Not much has been happening to the old Army Munitions Plant since it was demolished several years ago.
Apparently the site was polluted, but it sits amidst a large group of warehouses and other industrial use facilities.
Other than illegal dumping, not much else is happening here.
Situated on a quiet backstreet near West Florissant Avenue, the Barry-Wehmiller Machinery Co. sits in a state of increasing ruin.
Later taken over in the 1990’s by a wholesale industrial product resale concern, it now sits abandoned, and filled with “stuff.”
See an article here about the interior of the factory.
Owned by the City’s Land Reutilization Authority, it most likely is polluted and hazardous for use. One can only imagine in 1912, when the factory opened, the sounds of boots on the streets as workers walked down the street from their homes in Walnut Park.
I had the opportunity to get a ride up to the infamous Horseshoe, a section of one way street that loops around a desolate corner of Wells-Goodfellow.
I asked one of my students, a St. Louis police officer, about the area, and he informed me that he actually grew up on the Horseshoe, and its terrible, violent reputation was well deserved.
Sadly, what a developer had thought would be a perfect neighborhood where children could play in the streets without fear of vehicular traffic became a recipe for another kind of traffic. Since the street was one way, the police had to enter at the top of the Horseshoe, providing plenty of time for drug dealers on the lower half of the loop to be warned of their approach by their confederates.
The official explanation for the Horseshoe’s demolition was that it was in a flood plain and the land was needed for MSD’s use as a retention pond.
Maybe so, but I can’t help but think it worked out well that Wells-Goodfellow was finally rid of this street.
It’s so sad to see what was clearly a beautiful quiet oasis in the city to come to this. Every house is gone now.
Watch a sensationalized show about the area.
I have been following the proposed demolition of the AAA Club on Lindell for a while now, but Vanishing St. Louis says it best here. While honestly, it’s not the most urban building in the world, the AAA building is WAY better than the crap that the CVS chain builds. And speaking of them, despite what they claim, they can make buildings that respond to local tastes and context.

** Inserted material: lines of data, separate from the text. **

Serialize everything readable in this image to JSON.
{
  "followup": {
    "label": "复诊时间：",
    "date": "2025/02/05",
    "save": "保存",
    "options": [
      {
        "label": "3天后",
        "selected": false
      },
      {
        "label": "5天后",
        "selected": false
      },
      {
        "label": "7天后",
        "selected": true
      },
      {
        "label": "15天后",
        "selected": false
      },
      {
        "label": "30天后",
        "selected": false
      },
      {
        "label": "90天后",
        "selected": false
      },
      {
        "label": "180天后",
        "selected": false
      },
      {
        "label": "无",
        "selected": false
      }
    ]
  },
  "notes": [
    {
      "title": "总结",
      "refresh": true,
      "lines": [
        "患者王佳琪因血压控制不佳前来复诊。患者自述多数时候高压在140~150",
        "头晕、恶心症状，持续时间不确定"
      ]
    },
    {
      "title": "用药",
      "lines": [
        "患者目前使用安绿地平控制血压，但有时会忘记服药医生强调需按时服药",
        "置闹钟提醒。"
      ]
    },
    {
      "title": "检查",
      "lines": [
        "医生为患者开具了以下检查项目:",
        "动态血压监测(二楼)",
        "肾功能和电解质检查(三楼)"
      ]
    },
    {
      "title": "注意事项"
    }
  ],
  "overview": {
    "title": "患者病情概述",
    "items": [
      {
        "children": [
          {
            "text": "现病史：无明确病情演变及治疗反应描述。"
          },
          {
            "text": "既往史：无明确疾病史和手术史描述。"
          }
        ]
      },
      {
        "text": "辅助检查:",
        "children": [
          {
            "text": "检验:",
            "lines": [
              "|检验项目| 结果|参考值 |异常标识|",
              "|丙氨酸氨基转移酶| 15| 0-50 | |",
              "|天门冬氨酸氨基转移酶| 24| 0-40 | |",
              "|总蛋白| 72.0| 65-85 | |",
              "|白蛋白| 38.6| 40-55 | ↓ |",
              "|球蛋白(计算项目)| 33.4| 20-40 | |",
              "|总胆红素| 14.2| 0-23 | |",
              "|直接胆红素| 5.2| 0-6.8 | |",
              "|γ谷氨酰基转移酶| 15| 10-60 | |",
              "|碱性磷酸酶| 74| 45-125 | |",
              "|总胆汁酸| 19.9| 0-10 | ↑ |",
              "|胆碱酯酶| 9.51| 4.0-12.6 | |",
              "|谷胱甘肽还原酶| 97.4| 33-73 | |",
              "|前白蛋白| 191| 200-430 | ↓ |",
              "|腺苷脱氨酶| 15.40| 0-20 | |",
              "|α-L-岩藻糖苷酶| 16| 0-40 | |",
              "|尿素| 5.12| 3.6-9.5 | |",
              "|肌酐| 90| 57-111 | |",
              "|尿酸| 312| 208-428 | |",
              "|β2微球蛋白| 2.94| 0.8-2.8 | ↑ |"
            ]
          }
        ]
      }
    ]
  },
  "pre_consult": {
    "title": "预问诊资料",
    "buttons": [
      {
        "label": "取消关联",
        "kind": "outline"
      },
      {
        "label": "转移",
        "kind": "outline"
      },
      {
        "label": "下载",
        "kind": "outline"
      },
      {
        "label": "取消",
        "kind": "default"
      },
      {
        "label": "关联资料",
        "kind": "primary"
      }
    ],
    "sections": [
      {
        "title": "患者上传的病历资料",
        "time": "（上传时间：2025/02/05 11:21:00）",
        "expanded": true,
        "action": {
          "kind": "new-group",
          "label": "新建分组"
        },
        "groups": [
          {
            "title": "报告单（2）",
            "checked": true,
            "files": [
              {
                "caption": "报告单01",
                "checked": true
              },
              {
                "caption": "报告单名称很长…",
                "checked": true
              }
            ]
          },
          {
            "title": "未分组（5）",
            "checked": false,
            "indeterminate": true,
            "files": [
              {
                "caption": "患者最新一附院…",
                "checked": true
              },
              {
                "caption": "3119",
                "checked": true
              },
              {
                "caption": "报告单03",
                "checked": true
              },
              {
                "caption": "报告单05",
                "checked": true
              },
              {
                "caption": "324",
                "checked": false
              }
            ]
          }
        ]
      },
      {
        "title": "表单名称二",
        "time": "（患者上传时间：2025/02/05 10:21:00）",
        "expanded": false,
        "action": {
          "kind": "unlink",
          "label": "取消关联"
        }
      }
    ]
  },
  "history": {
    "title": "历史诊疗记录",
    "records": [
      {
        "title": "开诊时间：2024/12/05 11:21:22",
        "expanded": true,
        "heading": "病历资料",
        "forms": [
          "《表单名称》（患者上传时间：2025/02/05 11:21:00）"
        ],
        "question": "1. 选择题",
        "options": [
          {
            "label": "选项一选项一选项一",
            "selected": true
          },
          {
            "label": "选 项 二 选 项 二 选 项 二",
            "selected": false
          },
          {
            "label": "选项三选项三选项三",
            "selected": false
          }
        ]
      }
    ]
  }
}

This CVS, at the intersection of Henry and Clayton Roads, was forced to be a little more stylish than the average CVS. So yes, they will do it if you make them.

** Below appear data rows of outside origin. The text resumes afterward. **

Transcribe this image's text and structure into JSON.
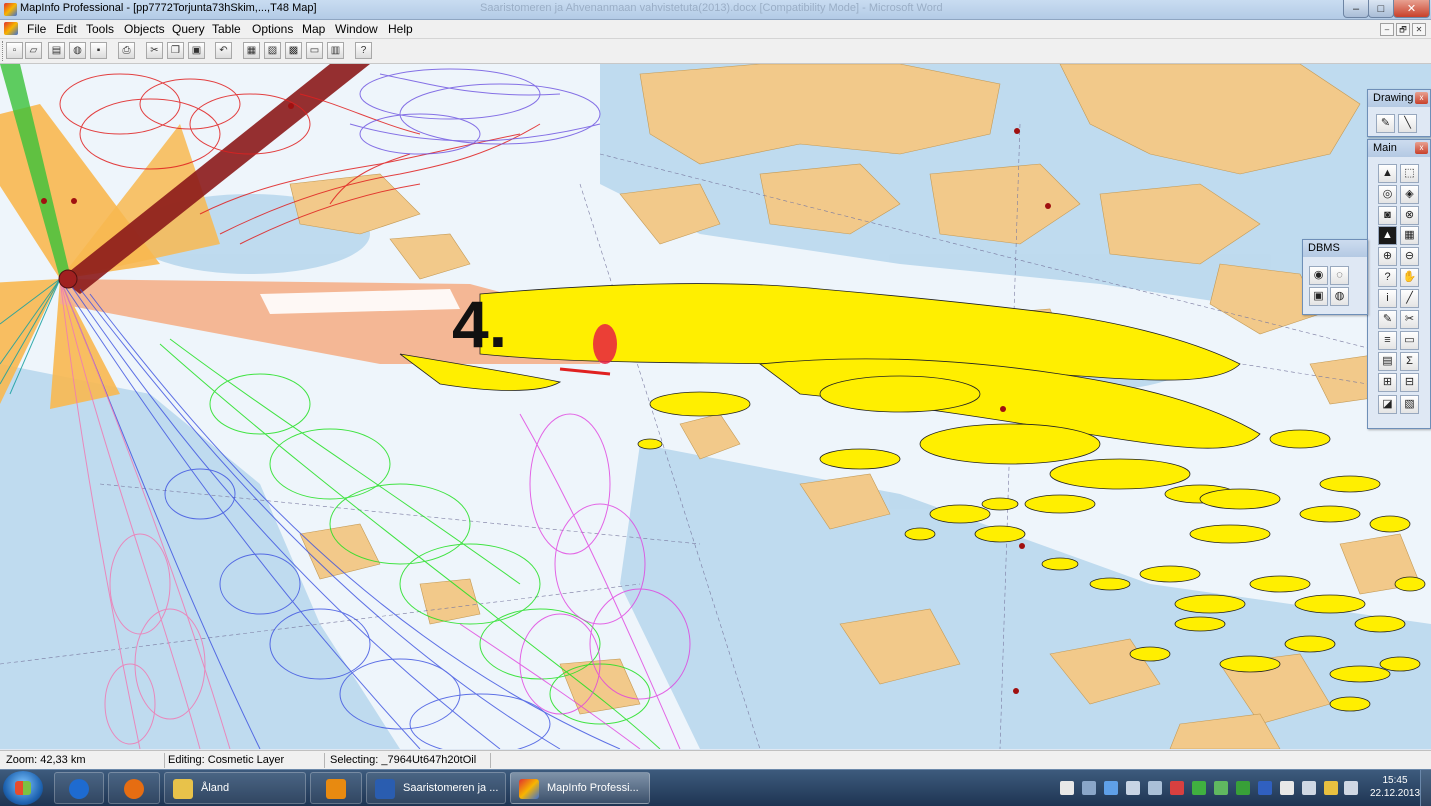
{
  "window": {
    "title": "MapInfo Professional - [pp7772Torjunta73hSkim,...,T48 Map]",
    "background_title": "Saaristomeren ja Ahvenanmaan vahvistetuta(2013).docx [Compatibility Mode] - Microsoft Word",
    "minimize_glyph": "‒",
    "maximize_glyph": "□",
    "close_glyph": "✕"
  },
  "menu": [
    "File",
    "Edit",
    "Tools",
    "Objects",
    "Query",
    "Table",
    "Options",
    "Map",
    "Window",
    "Help"
  ],
  "mdi_controls": [
    "‒",
    "🗗",
    "✕"
  ],
  "toolbar_icons": [
    "new-document-icon",
    "open-folder-icon",
    "open-workspace-icon",
    "open-dbms-icon",
    "save-icon",
    "print-icon",
    "cut-icon",
    "copy-icon",
    "paste-icon",
    "undo-icon",
    "new-browser-icon",
    "new-mapper-icon",
    "new-grapher-icon",
    "new-layout-icon",
    "new-redistrict-icon",
    "help-pointer-icon"
  ],
  "map": {
    "label": "4."
  },
  "palettes": {
    "drawing": {
      "title": "Drawing",
      "close": "x"
    },
    "main": {
      "title": "Main",
      "close": "x"
    },
    "dbms": {
      "title": "DBMS"
    }
  },
  "main_tools": [
    "▲",
    "⬚",
    "◎",
    "◈",
    "◙",
    "⊗",
    "▲",
    "▦",
    "⊕",
    "⊖",
    "?",
    "✋",
    "i",
    "╱",
    "✎",
    "✂",
    "≡",
    "▭",
    "▤",
    "Σ",
    "⊞",
    "⊟",
    "◪",
    "▧"
  ],
  "status": {
    "zoom": "Zoom: 42,33 km",
    "editing": "Editing: Cosmetic Layer",
    "selecting": "Selecting: _7964Ut647h20tOil"
  },
  "taskbar": {
    "items": [
      {
        "label": "",
        "color": "#1e6bd0"
      },
      {
        "label": "",
        "color": "#e66d12"
      },
      {
        "label": "Åland",
        "color": "#e8c24a"
      },
      {
        "label": "",
        "color": "#e88a10"
      },
      {
        "label": "Saaristomeren ja ...",
        "color": "#2a5db0"
      },
      {
        "label": "MapInfo Professi...",
        "color": "#d84a2a"
      }
    ],
    "time": "15:45",
    "date": "22.12.2013"
  },
  "colors": {
    "sea": "#eef5fb",
    "shallow": "#b6d6ec",
    "land": "#f2c98a",
    "oil_yellow": "#ffef00",
    "trajectory_red": "#e02020",
    "trajectory_blue": "#3a4fe0",
    "trajectory_green": "#22e022",
    "trajectory_magenta": "#e040e0",
    "trajectory_pink": "#f07ab4",
    "cone_orange": "#f8b850",
    "cone_brown": "#8b1a1a"
  }
}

Honestly, I think the Preservation Board is a complete joke, more proficient at forcing small home owners to do their bidding than forcing major local power brokers to do what is right. I’ll never forget the meeting where I saw the Board fine a private citizen for two freaking windows that weren’t perfect enough for their tastes, while later on in the meeting they rolled over for a powerful local entity who shall remain anonymous. Basically, if the mayor’s office or alderman wants the building saved, it will be, and if not, it’s toast.
Heck, even Walgreen’s tries a little bit harder if forced, as this store at Clayton and Clarkson Roads attests. Do I think these two stores I just showed are the pinnacles of Western architecture? Of course not, but they’re slightly better than the average, ugly stores the two chains build.